> [WORK INSTRUCTIONS] What is the count of lines in the records that include "loppusumma"? Reply with that number alone.

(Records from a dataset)

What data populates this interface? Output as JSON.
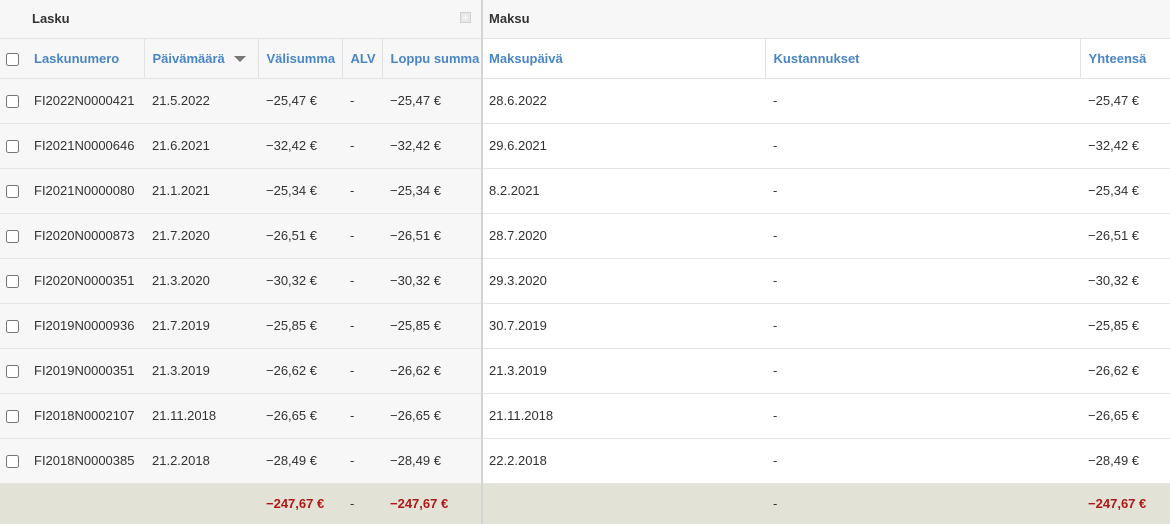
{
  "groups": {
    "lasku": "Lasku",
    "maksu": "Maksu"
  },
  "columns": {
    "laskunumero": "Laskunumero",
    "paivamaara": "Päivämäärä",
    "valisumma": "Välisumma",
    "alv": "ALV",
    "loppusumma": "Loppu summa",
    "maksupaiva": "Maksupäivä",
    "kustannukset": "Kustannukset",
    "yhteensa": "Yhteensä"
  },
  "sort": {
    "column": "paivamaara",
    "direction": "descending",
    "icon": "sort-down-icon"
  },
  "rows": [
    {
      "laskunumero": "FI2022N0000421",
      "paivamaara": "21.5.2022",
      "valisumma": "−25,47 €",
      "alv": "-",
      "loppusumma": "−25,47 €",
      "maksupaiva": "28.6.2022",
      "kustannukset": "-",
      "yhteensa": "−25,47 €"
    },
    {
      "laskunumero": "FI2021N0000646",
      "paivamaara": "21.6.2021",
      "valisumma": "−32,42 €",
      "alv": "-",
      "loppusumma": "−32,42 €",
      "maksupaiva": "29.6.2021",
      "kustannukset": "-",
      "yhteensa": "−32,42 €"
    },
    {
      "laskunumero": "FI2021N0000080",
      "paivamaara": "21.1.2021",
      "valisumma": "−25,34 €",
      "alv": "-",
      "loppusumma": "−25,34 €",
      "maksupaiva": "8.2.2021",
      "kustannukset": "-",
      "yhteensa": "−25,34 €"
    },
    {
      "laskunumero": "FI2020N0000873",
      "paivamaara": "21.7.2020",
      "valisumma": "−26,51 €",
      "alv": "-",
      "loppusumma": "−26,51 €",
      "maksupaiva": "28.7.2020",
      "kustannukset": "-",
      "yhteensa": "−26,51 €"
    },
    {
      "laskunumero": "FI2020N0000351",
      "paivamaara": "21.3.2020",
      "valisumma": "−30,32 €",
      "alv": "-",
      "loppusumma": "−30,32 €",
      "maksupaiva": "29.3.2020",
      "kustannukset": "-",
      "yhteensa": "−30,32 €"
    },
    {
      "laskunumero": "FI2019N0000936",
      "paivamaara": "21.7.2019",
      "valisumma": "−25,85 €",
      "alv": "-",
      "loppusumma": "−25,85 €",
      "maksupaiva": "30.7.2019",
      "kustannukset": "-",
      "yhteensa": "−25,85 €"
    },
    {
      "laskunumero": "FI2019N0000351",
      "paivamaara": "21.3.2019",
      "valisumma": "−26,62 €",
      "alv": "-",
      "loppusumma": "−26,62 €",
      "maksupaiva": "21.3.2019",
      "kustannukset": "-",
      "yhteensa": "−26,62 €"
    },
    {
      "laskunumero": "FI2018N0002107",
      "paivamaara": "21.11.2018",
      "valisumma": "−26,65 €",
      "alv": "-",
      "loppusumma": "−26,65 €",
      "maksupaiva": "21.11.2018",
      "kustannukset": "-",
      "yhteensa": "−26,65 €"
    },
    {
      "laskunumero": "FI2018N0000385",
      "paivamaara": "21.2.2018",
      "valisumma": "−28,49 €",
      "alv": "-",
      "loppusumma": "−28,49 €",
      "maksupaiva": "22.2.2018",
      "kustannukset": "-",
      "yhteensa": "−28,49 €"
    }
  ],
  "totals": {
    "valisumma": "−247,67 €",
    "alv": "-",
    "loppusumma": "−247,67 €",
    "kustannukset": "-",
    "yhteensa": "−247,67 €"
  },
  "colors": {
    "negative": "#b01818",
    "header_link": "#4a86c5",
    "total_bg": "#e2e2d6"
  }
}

> [SOLUTION BELOW] 11